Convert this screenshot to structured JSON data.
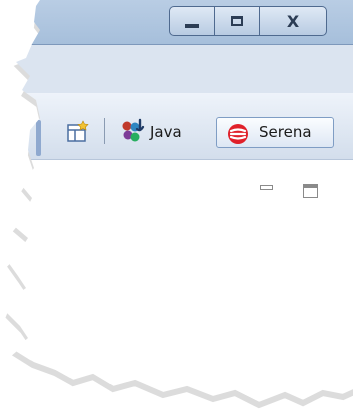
{
  "window": {
    "caption_buttons": {
      "minimize_icon": "minimize-icon",
      "maximize_icon": "maximize-icon",
      "close_glyph": "X"
    },
    "titlebar_color": "#a6bfdb"
  },
  "toolbar": {
    "open_perspective_icon": "open-perspective-icon",
    "java_icon": "java-perspective-icon",
    "java_label": "Java",
    "serena_icon": "serena-logo-icon",
    "serena_label": "Serena",
    "serena_color": "#e0202a"
  },
  "view": {
    "minimize_icon": "view-minimize-icon",
    "maximize_icon": "view-maximize-icon"
  }
}
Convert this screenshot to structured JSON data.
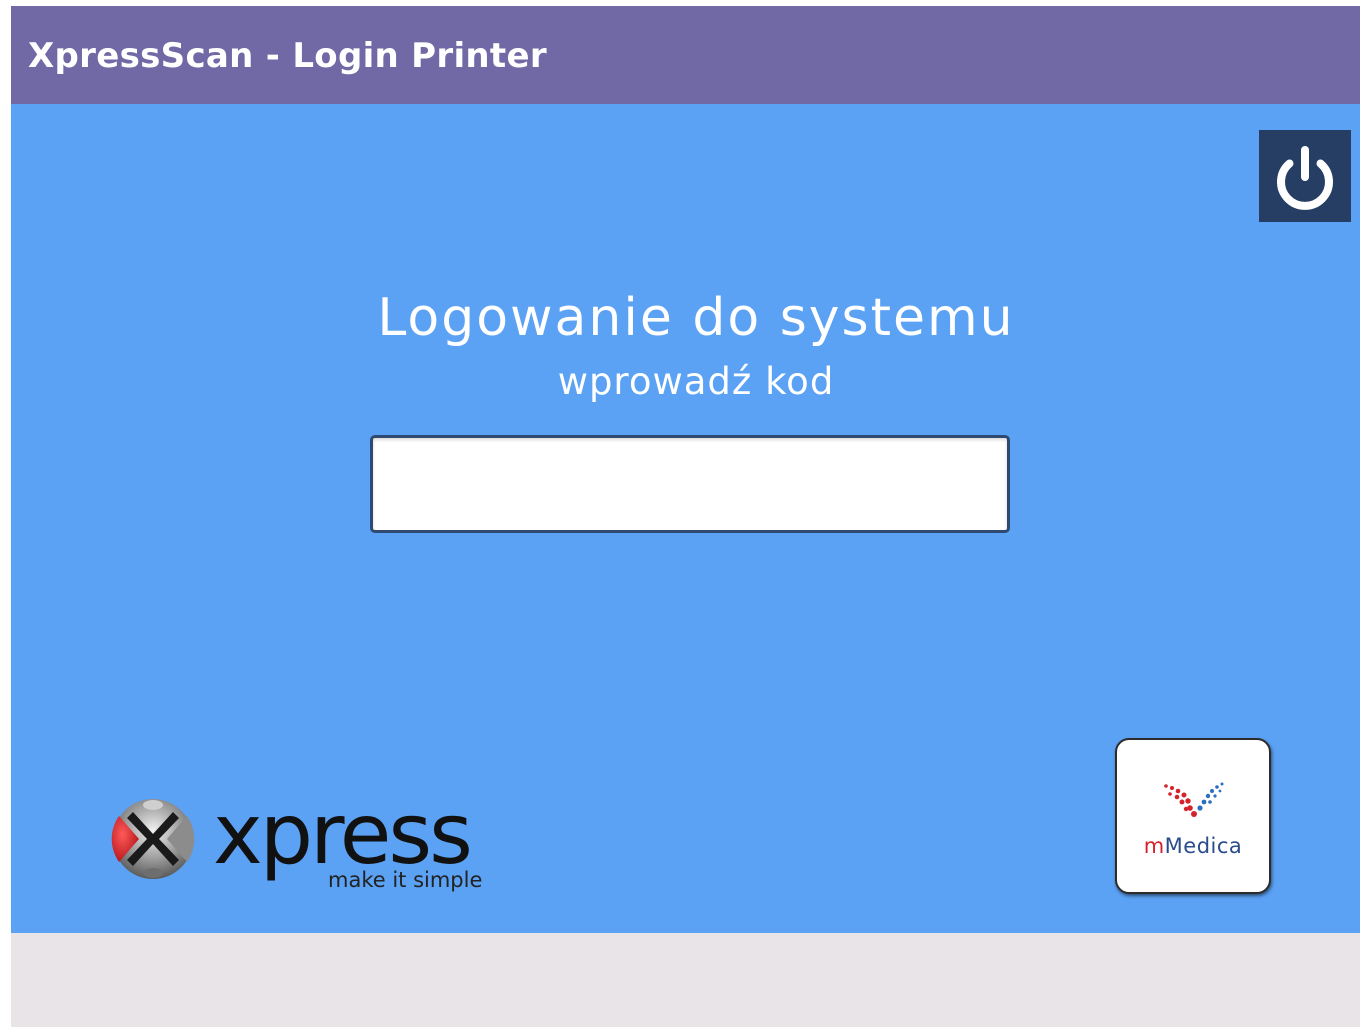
{
  "window": {
    "title": "XpressScan - Login Printer"
  },
  "login": {
    "heading": "Logowanie do systemu",
    "subheading": "wprowadź kod",
    "code_value": "",
    "code_placeholder": ""
  },
  "logos": {
    "xpress": {
      "word": "xpress",
      "tagline": "make it simple"
    },
    "mmedica": {
      "prefix": "m",
      "word": "Medica"
    }
  },
  "colors": {
    "titlebar": "#7169a5",
    "background": "#5ba1f4",
    "power_button": "#263e63",
    "footer": "#e8e4e8",
    "mmedica_red": "#d4232b",
    "mmedica_blue": "#2a4c8c"
  },
  "icons": {
    "power": "power-icon"
  }
}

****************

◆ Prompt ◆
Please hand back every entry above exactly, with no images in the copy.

◆ Completed task ◆
Convert this screenshot to structured JSON data.
{
  "window": {
    "caption_buttons": {
      "minimize_icon": "minimize-icon",
      "maximize_icon": "maximize-icon",
      "close_glyph": "X"
    },
    "titlebar_color": "#a6bfdb"
  },
  "toolbar": {
    "open_perspective_icon": "open-perspective-icon",
    "java_icon": "java-perspective-icon",
    "java_label": "Java",
    "serena_icon": "serena-logo-icon",
    "serena_label": "Serena",
    "serena_color": "#e0202a"
  },
  "view": {
    "minimize_icon": "view-minimize-icon",
    "maximize_icon": "view-maximize-icon"
  }
}
Convert this screenshot to structured JSON data.
{
  "window": {
    "title": "XpressScan - Login Printer"
  },
  "login": {
    "heading": "Logowanie do systemu",
    "subheading": "wprowadź kod",
    "code_value": "",
    "code_placeholder": ""
  },
  "logos": {
    "xpress": {
      "word": "xpress",
      "tagline": "make it simple"
    },
    "mmedica": {
      "prefix": "m",
      "word": "Medica"
    }
  },
  "colors": {
    "titlebar": "#7169a5",
    "background": "#5ba1f4",
    "power_button": "#263e63",
    "footer": "#e8e4e8",
    "mmedica_red": "#d4232b",
    "mmedica_blue": "#2a4c8c"
  },
  "icons": {
    "power": "power-icon"
  }
}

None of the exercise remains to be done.